While there are plenty of reasons your car battery can fail, hot weather is likely the cause during the warm summer months. But why does heat kill car batteries, and what can you do to prevent your battery from dying in scorching temperatures? Keep reading to learn more.
How Hot Weather Affects Your Car Battery
Just like you rely on fluids to keep your body functioning in the heat, so does your car battery. Sulfuric acid and water make up battery fluid, which creates the chemical reaction that starts and powers your car. High temperatures can cause this fluid to evaporate.
When the battery fluid gets too low, your battery loses its charge, meaning it won’t work as well and can fail completely. Low fluid levels can also cause irreversible corrosion damage to your battery’s internal structure. While batteries naturally corrode over time, heat and a lack of fluid can speed up the process.
Heat and Car Batteries: Signs There Might Be an Issue
Now you know heat can negatively affect your battery, but how can you tell if your battery is failing? Here are some common signs of a battery going bad that you can keep an eye out for:
- Your engine cranks slower than usual when you start your car
- Your headlights or interior lights are dimmer than normal
- You hear a clicking sound when you turn the key in the ignition
- Your check engine or battery light is on
- Your battery fluid is low
- Your battery case looks misshapen or bloated
- Your battery posts are corroded
If you notice any of these bad car battery symptoms, it may be time to get your battery checked or replaced.
Help Your Battery Beat the Heat
Worried about heat draining your car battery? Nothing lasts forever, and all batteries die at some point. However, you can take a few preventative measures to keep the heat from shortening your battery’s life.
- Park your car in a garage, carport, or shaded spot during the day
- Keep your battery post and terminals clean - remove corrosion with a scouring pad or copper wire brush
- Limit the number of short car trips you take to give your battery time to fully recharge
- Don’t use the radio, chargers, or other electronics when your car’s engine is off
- Take your vehicle to a professional to get the battery checked
Under perfect conditions, car batteries tend to last three to five years. If your battery is within this range, you may want to consider having it tested before summer is in full swing. Different batteries will work better in different climates. Be sure to shop around for the best hot weather car battery if you live in an area prone to high temperatures.
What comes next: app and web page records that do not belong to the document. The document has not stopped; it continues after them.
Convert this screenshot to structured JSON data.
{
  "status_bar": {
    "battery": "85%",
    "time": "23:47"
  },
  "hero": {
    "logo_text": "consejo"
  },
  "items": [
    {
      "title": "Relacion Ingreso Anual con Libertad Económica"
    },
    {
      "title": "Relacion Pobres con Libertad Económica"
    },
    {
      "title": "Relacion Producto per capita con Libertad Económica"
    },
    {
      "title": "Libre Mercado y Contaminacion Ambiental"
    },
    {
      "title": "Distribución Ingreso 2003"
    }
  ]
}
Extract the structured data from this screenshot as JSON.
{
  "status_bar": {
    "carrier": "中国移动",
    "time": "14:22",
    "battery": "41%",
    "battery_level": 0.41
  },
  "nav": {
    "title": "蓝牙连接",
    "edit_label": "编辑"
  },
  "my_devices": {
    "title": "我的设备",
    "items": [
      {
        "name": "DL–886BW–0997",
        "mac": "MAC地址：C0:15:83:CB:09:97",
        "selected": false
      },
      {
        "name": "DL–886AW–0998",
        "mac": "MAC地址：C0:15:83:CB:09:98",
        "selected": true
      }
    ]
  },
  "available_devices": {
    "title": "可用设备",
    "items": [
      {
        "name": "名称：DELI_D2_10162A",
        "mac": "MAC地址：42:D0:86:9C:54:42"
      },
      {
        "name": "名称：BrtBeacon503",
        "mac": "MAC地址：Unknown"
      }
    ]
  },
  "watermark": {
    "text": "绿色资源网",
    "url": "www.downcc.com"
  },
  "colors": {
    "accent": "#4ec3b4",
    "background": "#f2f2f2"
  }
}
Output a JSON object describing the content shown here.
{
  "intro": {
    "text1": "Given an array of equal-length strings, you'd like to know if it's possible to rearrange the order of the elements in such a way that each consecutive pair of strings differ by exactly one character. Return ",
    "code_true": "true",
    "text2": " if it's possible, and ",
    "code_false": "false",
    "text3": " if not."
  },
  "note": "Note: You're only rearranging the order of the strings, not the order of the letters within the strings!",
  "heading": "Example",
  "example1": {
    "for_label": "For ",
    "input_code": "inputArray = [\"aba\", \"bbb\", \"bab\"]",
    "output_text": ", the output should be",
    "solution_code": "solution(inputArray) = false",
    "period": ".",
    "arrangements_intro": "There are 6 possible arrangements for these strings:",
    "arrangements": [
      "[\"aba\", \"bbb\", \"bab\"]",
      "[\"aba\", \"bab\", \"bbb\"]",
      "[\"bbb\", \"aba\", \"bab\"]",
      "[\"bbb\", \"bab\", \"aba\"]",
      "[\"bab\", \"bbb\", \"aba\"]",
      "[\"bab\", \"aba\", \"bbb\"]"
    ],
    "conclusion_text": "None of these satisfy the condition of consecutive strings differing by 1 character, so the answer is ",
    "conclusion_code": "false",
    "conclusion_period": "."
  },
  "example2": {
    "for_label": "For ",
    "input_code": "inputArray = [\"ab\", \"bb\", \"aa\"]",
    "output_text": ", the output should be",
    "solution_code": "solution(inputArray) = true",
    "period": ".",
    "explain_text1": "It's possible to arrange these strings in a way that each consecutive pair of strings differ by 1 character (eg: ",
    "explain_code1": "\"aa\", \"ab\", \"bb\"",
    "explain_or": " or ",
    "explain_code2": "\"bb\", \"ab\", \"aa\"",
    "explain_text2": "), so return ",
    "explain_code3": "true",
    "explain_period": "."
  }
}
Where to Test Your Car Battery
Rising temperatures can take a toll on your body and mood, and they can drain your car battery too. With relaxing beach days and family road trips on the schedule this summer, you don’t want your battery to fail when you need it most. Head to your local Tires Plus for a free battery check, or do a virtual battery test online without even leaving the house.